What to produce: Please work out how many of the lines below include "screenshot". Only the number should be given.

Provided records:
○ ○ ○ ○

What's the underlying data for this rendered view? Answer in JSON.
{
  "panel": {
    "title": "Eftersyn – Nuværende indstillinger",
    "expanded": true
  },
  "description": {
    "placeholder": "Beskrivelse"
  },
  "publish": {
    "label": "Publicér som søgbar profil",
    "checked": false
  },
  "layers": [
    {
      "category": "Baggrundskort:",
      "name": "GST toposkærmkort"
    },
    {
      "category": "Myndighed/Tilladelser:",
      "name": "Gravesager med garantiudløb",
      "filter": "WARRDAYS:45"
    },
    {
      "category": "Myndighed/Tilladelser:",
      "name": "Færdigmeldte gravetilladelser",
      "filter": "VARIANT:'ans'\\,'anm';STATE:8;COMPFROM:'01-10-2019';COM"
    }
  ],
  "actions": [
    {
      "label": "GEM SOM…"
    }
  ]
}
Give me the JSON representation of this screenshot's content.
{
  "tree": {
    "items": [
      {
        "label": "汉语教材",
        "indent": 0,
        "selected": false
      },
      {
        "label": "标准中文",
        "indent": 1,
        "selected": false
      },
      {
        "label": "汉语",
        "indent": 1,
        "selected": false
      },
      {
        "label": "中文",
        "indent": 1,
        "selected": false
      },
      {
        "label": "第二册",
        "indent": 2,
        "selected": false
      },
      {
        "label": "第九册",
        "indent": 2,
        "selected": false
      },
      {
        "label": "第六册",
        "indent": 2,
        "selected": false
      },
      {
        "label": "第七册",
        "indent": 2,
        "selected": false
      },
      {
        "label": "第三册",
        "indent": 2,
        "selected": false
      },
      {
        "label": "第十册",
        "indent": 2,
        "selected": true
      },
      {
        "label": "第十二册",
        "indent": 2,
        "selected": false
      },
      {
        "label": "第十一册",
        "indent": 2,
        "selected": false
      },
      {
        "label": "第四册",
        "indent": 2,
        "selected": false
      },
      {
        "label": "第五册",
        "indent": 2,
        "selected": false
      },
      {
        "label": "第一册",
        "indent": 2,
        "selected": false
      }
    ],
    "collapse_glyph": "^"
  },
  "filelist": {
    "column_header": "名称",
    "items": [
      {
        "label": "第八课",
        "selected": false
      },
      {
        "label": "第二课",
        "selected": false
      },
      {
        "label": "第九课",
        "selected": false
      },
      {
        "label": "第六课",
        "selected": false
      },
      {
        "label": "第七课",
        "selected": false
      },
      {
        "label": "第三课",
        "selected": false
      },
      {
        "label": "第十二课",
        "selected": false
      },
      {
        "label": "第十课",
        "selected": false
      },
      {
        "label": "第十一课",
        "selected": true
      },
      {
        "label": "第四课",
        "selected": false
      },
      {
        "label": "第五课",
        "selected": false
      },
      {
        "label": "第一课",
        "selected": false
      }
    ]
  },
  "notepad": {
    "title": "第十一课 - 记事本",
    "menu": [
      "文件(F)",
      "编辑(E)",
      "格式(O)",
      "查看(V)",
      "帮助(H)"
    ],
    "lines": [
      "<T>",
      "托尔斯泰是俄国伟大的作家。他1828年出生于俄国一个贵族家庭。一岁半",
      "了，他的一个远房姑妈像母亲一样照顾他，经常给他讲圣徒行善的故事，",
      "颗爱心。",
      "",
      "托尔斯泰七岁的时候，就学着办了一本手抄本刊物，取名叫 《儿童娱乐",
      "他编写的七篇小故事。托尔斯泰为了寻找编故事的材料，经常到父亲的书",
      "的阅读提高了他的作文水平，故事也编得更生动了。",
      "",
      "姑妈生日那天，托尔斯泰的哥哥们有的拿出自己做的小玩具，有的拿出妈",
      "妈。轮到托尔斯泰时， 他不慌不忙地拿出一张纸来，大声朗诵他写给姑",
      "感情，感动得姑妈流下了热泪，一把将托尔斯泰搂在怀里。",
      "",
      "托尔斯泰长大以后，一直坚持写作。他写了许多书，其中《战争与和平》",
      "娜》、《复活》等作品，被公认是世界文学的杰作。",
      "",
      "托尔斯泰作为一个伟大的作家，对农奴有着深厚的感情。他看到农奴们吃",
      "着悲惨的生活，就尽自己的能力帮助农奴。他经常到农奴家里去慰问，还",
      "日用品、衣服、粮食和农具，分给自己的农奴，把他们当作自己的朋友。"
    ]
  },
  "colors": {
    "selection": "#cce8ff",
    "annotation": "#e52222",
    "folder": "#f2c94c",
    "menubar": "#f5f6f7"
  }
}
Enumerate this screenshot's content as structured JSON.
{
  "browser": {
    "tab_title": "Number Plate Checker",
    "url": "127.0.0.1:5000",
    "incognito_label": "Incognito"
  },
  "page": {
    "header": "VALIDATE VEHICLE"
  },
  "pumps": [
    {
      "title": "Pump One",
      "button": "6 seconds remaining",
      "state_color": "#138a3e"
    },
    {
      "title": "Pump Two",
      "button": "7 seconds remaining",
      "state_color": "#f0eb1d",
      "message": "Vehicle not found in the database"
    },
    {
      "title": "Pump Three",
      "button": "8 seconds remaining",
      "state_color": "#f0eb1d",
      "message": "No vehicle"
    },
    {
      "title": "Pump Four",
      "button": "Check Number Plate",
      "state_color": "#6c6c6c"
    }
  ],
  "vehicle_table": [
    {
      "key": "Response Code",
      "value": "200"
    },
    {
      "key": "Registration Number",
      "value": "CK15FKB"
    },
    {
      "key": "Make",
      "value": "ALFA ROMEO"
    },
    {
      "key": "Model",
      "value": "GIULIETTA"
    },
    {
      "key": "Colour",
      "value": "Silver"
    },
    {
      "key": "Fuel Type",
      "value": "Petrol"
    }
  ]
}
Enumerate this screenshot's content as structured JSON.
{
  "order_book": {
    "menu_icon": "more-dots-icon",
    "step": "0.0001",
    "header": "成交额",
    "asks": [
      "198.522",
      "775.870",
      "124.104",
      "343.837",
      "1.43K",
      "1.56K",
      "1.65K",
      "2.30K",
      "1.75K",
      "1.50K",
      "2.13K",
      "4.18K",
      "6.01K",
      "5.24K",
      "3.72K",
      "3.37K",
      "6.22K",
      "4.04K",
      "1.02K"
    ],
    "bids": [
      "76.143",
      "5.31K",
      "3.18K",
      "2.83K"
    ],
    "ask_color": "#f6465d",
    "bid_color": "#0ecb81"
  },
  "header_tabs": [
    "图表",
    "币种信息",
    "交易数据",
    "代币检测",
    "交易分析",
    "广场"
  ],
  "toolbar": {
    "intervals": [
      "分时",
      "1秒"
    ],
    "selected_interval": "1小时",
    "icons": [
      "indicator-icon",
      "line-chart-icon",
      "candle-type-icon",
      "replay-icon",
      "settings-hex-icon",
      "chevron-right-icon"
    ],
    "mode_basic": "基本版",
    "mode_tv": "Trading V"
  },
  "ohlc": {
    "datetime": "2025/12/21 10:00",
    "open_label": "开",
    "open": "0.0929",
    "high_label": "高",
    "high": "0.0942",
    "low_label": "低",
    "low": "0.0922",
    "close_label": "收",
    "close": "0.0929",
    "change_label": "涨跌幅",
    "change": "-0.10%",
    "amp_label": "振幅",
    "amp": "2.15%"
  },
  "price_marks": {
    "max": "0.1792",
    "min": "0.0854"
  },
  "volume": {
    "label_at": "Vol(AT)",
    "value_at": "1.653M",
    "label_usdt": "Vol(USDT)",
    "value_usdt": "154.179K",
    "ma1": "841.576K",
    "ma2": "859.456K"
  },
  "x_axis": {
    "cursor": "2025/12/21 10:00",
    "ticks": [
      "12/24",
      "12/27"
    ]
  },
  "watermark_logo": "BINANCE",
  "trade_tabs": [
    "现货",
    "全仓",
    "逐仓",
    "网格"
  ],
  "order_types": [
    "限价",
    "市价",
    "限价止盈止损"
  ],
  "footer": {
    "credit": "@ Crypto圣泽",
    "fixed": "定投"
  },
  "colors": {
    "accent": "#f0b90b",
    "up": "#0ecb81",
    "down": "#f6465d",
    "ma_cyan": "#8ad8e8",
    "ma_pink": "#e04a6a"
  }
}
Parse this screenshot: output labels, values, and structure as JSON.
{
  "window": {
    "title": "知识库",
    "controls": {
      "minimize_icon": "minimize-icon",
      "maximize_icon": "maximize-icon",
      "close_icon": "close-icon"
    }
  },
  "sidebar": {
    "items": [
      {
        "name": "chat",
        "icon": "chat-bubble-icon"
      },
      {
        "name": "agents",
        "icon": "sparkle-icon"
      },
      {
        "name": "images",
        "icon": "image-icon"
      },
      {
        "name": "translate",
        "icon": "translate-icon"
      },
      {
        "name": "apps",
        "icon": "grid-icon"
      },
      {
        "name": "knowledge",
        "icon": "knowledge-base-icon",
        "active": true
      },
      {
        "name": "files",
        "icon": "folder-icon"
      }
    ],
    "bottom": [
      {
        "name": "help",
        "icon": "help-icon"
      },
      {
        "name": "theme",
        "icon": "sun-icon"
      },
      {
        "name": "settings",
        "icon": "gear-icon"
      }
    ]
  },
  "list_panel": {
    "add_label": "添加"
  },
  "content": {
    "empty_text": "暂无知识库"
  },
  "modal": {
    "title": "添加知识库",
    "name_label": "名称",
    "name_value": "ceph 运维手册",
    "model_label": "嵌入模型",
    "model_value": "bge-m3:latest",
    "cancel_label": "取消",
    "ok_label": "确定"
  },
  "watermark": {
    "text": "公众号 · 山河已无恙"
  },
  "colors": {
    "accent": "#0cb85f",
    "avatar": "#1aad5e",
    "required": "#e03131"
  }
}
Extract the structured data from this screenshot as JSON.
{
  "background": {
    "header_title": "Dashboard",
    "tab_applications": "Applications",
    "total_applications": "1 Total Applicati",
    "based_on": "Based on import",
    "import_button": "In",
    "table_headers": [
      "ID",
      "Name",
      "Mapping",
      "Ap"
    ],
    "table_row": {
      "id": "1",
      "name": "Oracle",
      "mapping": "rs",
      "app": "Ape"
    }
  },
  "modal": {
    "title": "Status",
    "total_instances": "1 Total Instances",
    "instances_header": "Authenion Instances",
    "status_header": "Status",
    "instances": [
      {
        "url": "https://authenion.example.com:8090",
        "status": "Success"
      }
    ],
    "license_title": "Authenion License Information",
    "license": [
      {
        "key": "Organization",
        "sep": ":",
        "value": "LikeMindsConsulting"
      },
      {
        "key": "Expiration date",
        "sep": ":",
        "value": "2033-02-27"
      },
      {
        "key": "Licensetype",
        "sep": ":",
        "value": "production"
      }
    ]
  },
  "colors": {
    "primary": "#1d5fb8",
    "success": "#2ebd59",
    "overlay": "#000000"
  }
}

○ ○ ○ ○

Solution: 5